The school is a start-up charter in its fifth year in Clayton County Public Schools. It was recognized as the highest achieving school in the 13th Congressional District, which encompasses portions of Cobb, Clayton, DeKalb, Douglas, Fulton and Henry counties.

The recognition, part of a statewide program sponsored by Georgia Natural Gas and United Healthcare, is based on the state’s 2012 College and Career-Ready Performance Index scores and comes from the Georgia Department of Education.

As one of the state’s top-performing schools, Elite Scholars Academy will receive a $1,000 check from Georgia Natural Gas.

Principal Dr. Shonda Shaw said she was humbled by the honor.

“I am grateful for all the hard work of our students, our teachers and our parents,” she said. “This has been a combined effort of home and school working together for greater student achievement.”

Shaw said she believes the recognition is also “the result of a strong collaborative partnership among our school, our governance council and the school district.”

She said parents are also instrumental.

“We expect parents to be involved in the school,” Shaw said. “We need them because everybody has a role to play. I tell people that it is really a partnership with our district, our homes and our school working together.”

Elite Scholars Academy has been consistently one of the highest-performing public schools in metro Atlanta since it opened.

School is 183 instructional days per year, Shaw said, adding the year-round calendar helps with knowledge retention.

The sixth through 12th-grade charter school enrolls students randomly from across Clayton County through an annual lottery. Enrollment is at about 560 students out of more than 1,200 who enter the lottery each year.

“We service all students,” said Shaw. “We have orientation for students and parents. We let them know, ‘your kids are going to work and they may have more homework.’

“Some decide it’s not for them,” she continued. “But most of the kids that come have already bought into it. This is a chance and a choice at something different. That’s what all charter schools are, a chance and a choice.”

Shaw said teachers and staff get the same briefing on the school’s mission and vision.

“We hire good people, and we work together for a common goal,” she said. “I tell teachers before I hire them 100 percent is not good enough. We want 110 percent effort.”

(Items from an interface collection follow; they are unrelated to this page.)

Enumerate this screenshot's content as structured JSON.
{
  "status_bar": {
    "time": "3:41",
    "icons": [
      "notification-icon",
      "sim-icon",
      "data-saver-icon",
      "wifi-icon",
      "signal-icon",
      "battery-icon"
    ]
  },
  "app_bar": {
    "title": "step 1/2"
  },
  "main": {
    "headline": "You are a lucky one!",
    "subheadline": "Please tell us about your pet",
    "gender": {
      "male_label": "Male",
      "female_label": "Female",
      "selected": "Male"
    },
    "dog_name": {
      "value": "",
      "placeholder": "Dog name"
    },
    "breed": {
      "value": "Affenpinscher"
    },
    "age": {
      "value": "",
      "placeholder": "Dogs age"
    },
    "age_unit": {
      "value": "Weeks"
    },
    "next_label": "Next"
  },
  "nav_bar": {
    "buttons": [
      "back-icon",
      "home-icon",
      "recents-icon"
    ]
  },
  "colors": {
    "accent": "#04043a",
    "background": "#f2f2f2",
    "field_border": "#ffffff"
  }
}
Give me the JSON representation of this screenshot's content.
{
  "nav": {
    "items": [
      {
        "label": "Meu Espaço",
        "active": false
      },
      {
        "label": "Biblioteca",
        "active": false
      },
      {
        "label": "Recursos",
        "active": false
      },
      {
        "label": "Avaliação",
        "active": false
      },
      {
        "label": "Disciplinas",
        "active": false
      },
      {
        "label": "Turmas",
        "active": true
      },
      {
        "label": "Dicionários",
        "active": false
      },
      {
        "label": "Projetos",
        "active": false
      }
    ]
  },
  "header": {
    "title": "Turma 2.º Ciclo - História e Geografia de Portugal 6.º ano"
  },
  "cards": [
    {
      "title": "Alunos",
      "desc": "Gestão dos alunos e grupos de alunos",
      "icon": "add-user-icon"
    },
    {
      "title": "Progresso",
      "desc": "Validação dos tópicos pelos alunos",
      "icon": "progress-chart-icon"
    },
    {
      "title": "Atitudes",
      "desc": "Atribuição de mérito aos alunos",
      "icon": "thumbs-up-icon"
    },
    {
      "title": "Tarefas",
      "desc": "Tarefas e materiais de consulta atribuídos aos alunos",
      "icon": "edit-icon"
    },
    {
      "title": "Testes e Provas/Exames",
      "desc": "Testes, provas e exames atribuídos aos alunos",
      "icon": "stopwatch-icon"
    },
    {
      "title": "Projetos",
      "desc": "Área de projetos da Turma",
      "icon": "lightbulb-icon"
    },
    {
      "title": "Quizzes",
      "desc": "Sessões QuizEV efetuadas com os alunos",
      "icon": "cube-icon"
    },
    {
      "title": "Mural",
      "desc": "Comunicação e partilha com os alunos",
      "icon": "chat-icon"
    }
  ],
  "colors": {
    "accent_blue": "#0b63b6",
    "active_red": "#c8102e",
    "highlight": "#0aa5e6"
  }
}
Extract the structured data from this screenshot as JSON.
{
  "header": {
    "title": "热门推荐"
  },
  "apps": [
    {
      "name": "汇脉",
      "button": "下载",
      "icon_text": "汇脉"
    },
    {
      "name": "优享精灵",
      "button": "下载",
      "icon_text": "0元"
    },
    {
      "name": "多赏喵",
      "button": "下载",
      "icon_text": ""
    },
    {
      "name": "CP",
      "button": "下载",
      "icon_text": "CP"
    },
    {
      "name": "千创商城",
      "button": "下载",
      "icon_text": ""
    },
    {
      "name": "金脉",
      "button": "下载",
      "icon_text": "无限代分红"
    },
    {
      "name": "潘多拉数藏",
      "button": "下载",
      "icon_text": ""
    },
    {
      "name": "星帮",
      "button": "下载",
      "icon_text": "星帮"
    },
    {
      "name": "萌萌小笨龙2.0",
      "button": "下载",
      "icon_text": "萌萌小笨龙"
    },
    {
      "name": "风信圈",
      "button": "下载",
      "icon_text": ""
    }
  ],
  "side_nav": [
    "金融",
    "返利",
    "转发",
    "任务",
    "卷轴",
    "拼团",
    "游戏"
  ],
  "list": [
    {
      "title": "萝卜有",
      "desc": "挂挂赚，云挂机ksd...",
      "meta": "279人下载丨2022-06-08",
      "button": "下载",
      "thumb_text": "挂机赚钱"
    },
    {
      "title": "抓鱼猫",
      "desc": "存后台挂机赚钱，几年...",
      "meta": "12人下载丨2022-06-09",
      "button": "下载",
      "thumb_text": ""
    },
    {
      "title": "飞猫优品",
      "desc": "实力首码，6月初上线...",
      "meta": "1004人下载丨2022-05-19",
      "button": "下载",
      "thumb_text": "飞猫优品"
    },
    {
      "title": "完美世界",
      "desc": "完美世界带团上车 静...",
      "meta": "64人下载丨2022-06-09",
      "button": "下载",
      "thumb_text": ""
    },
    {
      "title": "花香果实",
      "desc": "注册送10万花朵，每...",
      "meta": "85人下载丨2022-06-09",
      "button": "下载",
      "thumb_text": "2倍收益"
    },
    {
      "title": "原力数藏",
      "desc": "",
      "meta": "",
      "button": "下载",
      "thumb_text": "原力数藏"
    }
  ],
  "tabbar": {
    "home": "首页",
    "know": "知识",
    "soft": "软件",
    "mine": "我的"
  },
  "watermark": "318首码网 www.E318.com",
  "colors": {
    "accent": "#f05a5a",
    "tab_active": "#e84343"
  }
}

She credits their hard work, students’ hard work and parental involvement for the school’s high achievement rates.

Shaw said the mission is not just to have all students pass state assessments — in most subject areas the school’s pass rates are above 95 percent. But she said the school’s goal is to have 100 percent of its students exceed state standards.

Elizabeth Cooper’s seventh-grade social studies class posted an 80 percent exceeds rate on the 2012 Criterion-Referenced Competency Test, which is a higher exceeds rate than even the school district’s pass rate. She said her goal this year is to make it 100 percent.

State School Superintendent John Barge said this year’s Schools of Excellence have managed to continue to perform well academically in the face of new academic measures and increased standards.

“It took us a while to name the 2012 Schools of Excellence, but we wanted to measure based on our College and Career Ready Performance Index rather than the old measure,” Barge said. “With our new, more rigorous accountability system, these schools really shine. These schools are the epitome of excellence.”

Clayton County Public Schools Superintendent Luvenia Jackson said she was proud of the students and staff at Elite Scholars Academy.

“I commend our students for their hard work and their commitment to doing their best,” said Jackson. “I also commend the school’s instructional staff for their effort and dedication to preparing these students to successfully receive a globally competitive education. This award truly demonstrates that great things are happening throughout Clayton County Public Schools.”